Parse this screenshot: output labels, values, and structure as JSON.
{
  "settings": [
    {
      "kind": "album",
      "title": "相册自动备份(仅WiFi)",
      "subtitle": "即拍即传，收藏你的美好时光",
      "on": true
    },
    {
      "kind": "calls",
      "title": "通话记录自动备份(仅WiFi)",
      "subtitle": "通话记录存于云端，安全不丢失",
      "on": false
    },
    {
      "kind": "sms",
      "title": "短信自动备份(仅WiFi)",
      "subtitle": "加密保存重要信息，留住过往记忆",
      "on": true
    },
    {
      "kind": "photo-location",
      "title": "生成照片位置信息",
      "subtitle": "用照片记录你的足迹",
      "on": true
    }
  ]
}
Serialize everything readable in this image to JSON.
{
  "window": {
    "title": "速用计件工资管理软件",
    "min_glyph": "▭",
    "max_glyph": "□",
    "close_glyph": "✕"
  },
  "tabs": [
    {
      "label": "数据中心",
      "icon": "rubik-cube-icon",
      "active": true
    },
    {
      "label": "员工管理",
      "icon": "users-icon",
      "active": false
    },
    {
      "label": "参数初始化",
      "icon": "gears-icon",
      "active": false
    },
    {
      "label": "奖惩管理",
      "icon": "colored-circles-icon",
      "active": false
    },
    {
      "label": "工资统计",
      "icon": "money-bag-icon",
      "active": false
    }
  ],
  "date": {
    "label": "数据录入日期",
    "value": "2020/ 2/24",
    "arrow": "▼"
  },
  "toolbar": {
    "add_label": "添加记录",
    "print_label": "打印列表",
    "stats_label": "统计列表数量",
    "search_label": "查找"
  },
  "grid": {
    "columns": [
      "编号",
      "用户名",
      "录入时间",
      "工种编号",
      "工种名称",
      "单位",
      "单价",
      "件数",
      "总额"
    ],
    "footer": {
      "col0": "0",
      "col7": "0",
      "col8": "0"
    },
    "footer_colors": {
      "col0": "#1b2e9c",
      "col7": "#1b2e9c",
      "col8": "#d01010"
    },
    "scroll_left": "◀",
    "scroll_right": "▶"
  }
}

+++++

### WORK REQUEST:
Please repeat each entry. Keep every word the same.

### TASK RESULT:
Parse this screenshot: output labels, values, and structure as JSON.
{
  "settings": [
    {
      "kind": "album",
      "title": "相册自动备份(仅WiFi)",
      "subtitle": "即拍即传，收藏你的美好时光",
      "on": true
    },
    {
      "kind": "calls",
      "title": "通话记录自动备份(仅WiFi)",
      "subtitle": "通话记录存于云端，安全不丢失",
      "on": false
    },
    {
      "kind": "sms",
      "title": "短信自动备份(仅WiFi)",
      "subtitle": "加密保存重要信息，留住过往记忆",
      "on": true
    },
    {
      "kind": "photo-location",
      "title": "生成照片位置信息",
      "subtitle": "用照片记录你的足迹",
      "on": true
    }
  ]
}
Serialize everything readable in this image to JSON.
{
  "window": {
    "title": "速用计件工资管理软件",
    "min_glyph": "▭",
    "max_glyph": "□",
    "close_glyph": "✕"
  },
  "tabs": [
    {
      "label": "数据中心",
      "icon": "rubik-cube-icon",
      "active": true
    },
    {
      "label": "员工管理",
      "icon": "users-icon",
      "active": false
    },
    {
      "label": "参数初始化",
      "icon": "gears-icon",
      "active": false
    },
    {
      "label": "奖惩管理",
      "icon": "colored-circles-icon",
      "active": false
    },
    {
      "label": "工资统计",
      "icon": "money-bag-icon",
      "active": false
    }
  ],
  "date": {
    "label": "数据录入日期",
    "value": "2020/ 2/24",
    "arrow": "▼"
  },
  "toolbar": {
    "add_label": "添加记录",
    "print_label": "打印列表",
    "stats_label": "统计列表数量",
    "search_label": "查找"
  },
  "grid": {
    "columns": [
      "编号",
      "用户名",
      "录入时间",
      "工种编号",
      "工种名称",
      "单位",
      "单价",
      "件数",
      "总额"
    ],
    "footer": {
      "col0": "0",
      "col7": "0",
      "col8": "0"
    },
    "footer_colors": {
      "col0": "#1b2e9c",
      "col7": "#1b2e9c",
      "col8": "#d01010"
    },
    "scroll_left": "◀",
    "scroll_right": "▶"
  }
}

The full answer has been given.